Kegan nodded, dismissing the man. He turned to look back to Thyra. “Meet me here after the last candle,” he said quietly. “We need to know more about this anima.”

The Story of Gladianima ( Part VII)

The tenth day of winter, the 236th year Post-Priorae.

“There’s someone else here with me. I can’t see him-her-it?-But I can hear the voice. It’s like the whisper of wind across the surface of our pond. I think I should be afraid. I shouldn’t be so lax about this. The voice tells me not to be afraid. It says it has plans; I don’t know if I should trust it. It comes to me mostly when I sleep, when my mind is at it’s most vulnerable.

I have taken ill the last several days. I cannot bring myself to leave my room, and my body won’t take food. I keep the curtains pulled. The darkness helps me to know what is my own thoughts and what is this…thing that has invaded me. But something is coming. Some burning warmth stirring in my chest, and I fear that it will continue to grow until I can’t take it anymore.”

Thyra glanced up from Doran’s journal. She could feel her chest tightening. She knew what he was talking about. The burning in her chest. It hadn’t been much more than a stirring, thoughts swirling in her mind, but with each passing day it seemed to grow. She’d thought that it was just nerves as she was anxious to cross the sea, but now, after reading his words, she wasn’t so sure. Could there really be a prophecy?

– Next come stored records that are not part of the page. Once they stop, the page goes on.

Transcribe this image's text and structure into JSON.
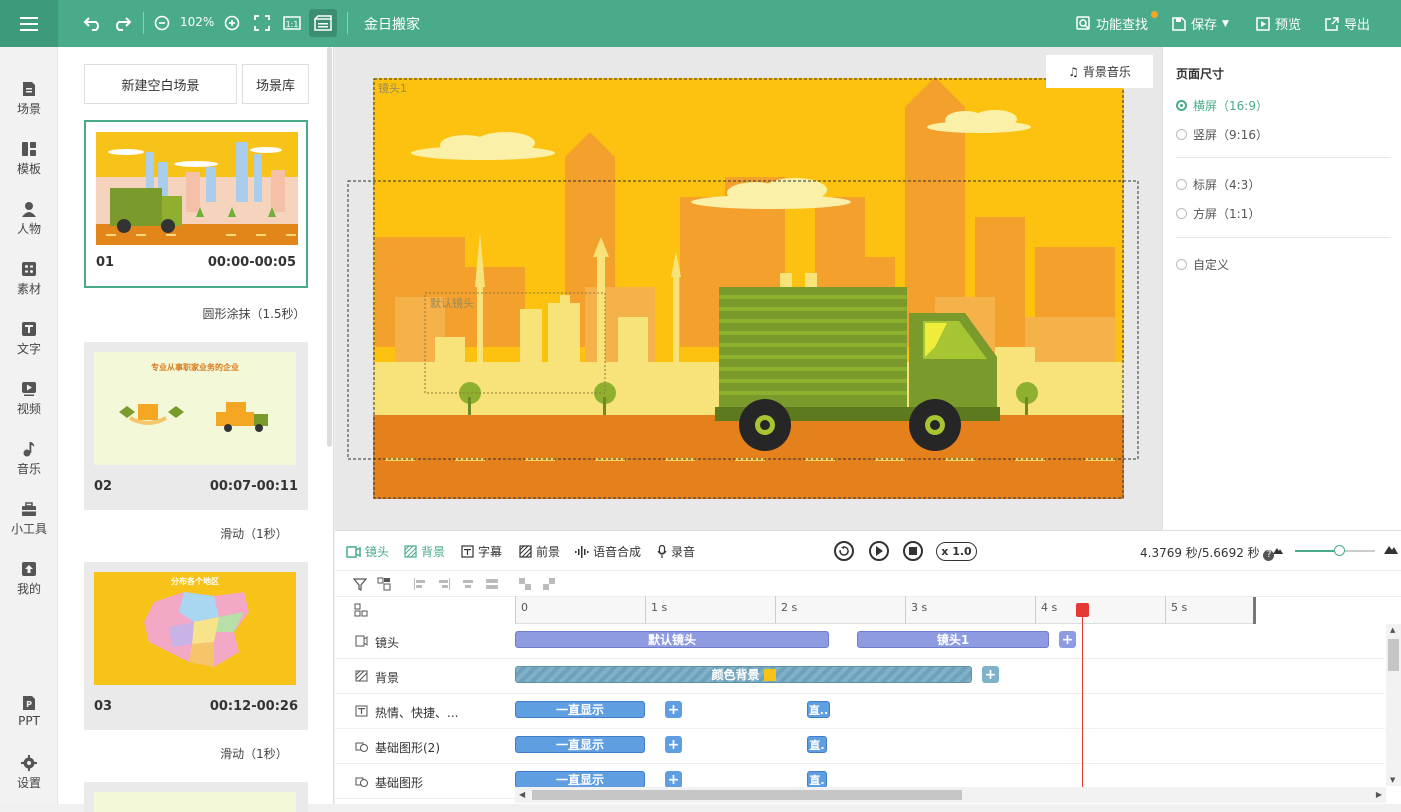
{
  "topbar": {
    "zoom": "102%",
    "title": "金日搬家",
    "feature_search": "功能查找",
    "save": "保存",
    "preview": "预览",
    "export": "导出"
  },
  "sidebar": {
    "items": [
      {
        "label": "场景",
        "icon": "scene-icon"
      },
      {
        "label": "模板",
        "icon": "template-icon"
      },
      {
        "label": "人物",
        "icon": "person-icon"
      },
      {
        "label": "素材",
        "icon": "material-icon"
      },
      {
        "label": "文字",
        "icon": "text-icon"
      },
      {
        "label": "视频",
        "icon": "video-icon"
      },
      {
        "label": "音乐",
        "icon": "music-icon"
      },
      {
        "label": "小工具",
        "icon": "toolbox-icon"
      },
      {
        "label": "我的",
        "icon": "upload-icon"
      },
      {
        "label": "PPT",
        "icon": "ppt-icon"
      },
      {
        "label": "设置",
        "icon": "gear-icon"
      }
    ]
  },
  "scenes": {
    "new_blank": "新建空白场景",
    "library": "场景库",
    "list": [
      {
        "num": "01",
        "time": "00:00-00:05",
        "transition": "圆形涂抹（1.5秒）"
      },
      {
        "num": "02",
        "time": "00:07-00:11",
        "transition": "滑动（1秒）",
        "thumb_title": "专业从事职家业务的企业"
      },
      {
        "num": "03",
        "time": "00:12-00:26",
        "transition": "滑动（1秒）",
        "thumb_title": "分布各个地区"
      }
    ]
  },
  "canvas": {
    "bg_music": "背景音乐",
    "camera1_label": "镜头1",
    "default_camera_label": "默认镜头"
  },
  "page_size": {
    "title": "页面尺寸",
    "options": [
      {
        "label": "横屏（16:9）",
        "selected": true
      },
      {
        "label": "竖屏（9:16）",
        "selected": false
      },
      {
        "label": "标屏（4:3）",
        "selected": false
      },
      {
        "label": "方屏（1:1）",
        "selected": false
      },
      {
        "label": "自定义",
        "selected": false
      }
    ]
  },
  "timeline": {
    "tabs": [
      "镜头",
      "背景",
      "字幕",
      "前景",
      "语音合成",
      "录音"
    ],
    "speed": "x 1.0",
    "time": "4.3769 秒/5.6692 秒",
    "zoom_level": 0.55,
    "ruler": [
      "0",
      "1 s",
      "2 s",
      "3 s",
      "4 s",
      "5 s"
    ],
    "rows": [
      {
        "label": "镜头",
        "clips": [
          "默认镜头",
          "镜头1"
        ]
      },
      {
        "label": "背景",
        "clips": [
          "颜色背景"
        ]
      },
      {
        "label": "热情、快捷、...",
        "clips": [
          "一直显示",
          "直.."
        ]
      },
      {
        "label": "基础图形(2)",
        "clips": [
          "一直显示",
          "直."
        ]
      },
      {
        "label": "基础图形",
        "clips": [
          "一直显示",
          "直."
        ]
      }
    ]
  },
  "colors": {
    "brand": "#4aab8b",
    "camera_clip": "#8f9be0",
    "clip_blue": "#5f9ee0",
    "playhead": "#e53935"
  }
}
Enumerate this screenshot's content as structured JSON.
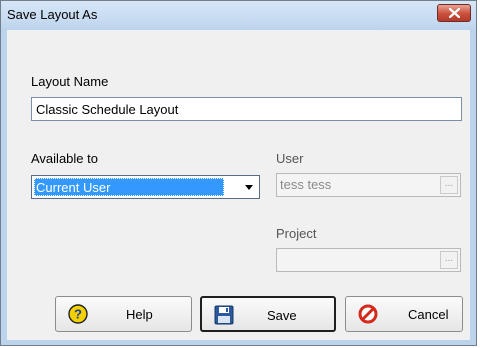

She looked back down at the journal, slamming it closed. Fear suddenly gripped her. If she was to succumb to Doran’s madness, she didn’t want to know. She rose quickly to her feet, leaving the cursed book where she found it. She needed some fresh air, and she was nearly running as she started down the winding stairs.

“Lady Thyra?”

Thyra heard Kegan’s voice, but she didn’t stop. The need to escape was too heavy in her mind. She realized she was gasping softly for a breath.

“Thyra, stop!”

Thyra couldn’t hear the plea in Kegan’s voice as she ran to the terrace doors, throwing them open. She drew long, ragged breaths as she stood on the terrace, trying to draw in as much of the cool air as she could. She heard Kegan’s steps behind her as he approached.

“What has gotten into you?” he demanded.

Thyra shook her head. “I can’t,” she whispered softly. She straightened her shoulders, looking out over the gardens. In the distance, the sky was being painted with evening colors. “I can’t read that journal.”

“Why?” Kegan asked. He stepped toward her. His voice softened. “What has you so frightened?”

Thyra grimaced, hugging her middle. “I see too much of myself,” she whispered.

Kegan reached out a hand to lay it on her shoulder. “Then you must continue,” he said earnestly. “You cannot know your own fate unless you know Doran’s.”

Thyra rounded on him. “What if I don’t want to know Doran’s fate?” she demanded. ” What if I want to make my own?”

Kegan frowned, stepping back from her. “If you follow your intuition, then you’re not making your own fate,” he said shortly. “If whatever this voice is continues to call and you listen, you’re walking the path you say you don’t want to.” He turned, pointing to the doors. “You have to finish.”

Thyra’s brow furrowed. She was silent for a long time, worry in her lavender eyes.

“You cannot know until you finish the journal,” Kegan urged gently. “You’re the only one who can understand Doran’s madness.”

Thyra felt her body tense, wondering if he thought she was touched by madness as well. She bit her tongue, though, keeping her thoughts to herself. After a moment, she nodded, relenting. “Fine.”

Kegan seemed pleased. He allowed her ahead of him, escorting her back to the library. Once inside, he shut the door, trailing behind her to the desk. He could see the apprehension on her face as she ran her fingers over the cover once more.

“Would you read it to me?” he asked suddenly.

Thyra looked up at him, arching a brow. “Were you not taught how to read?” she asked sardonically.

Kegan scowled at her. “I can read just fine,” he said shortly. “But maybe it will allay your fears if you read it aloud.”

Thyra paused, considering, before nodding. “Alright.”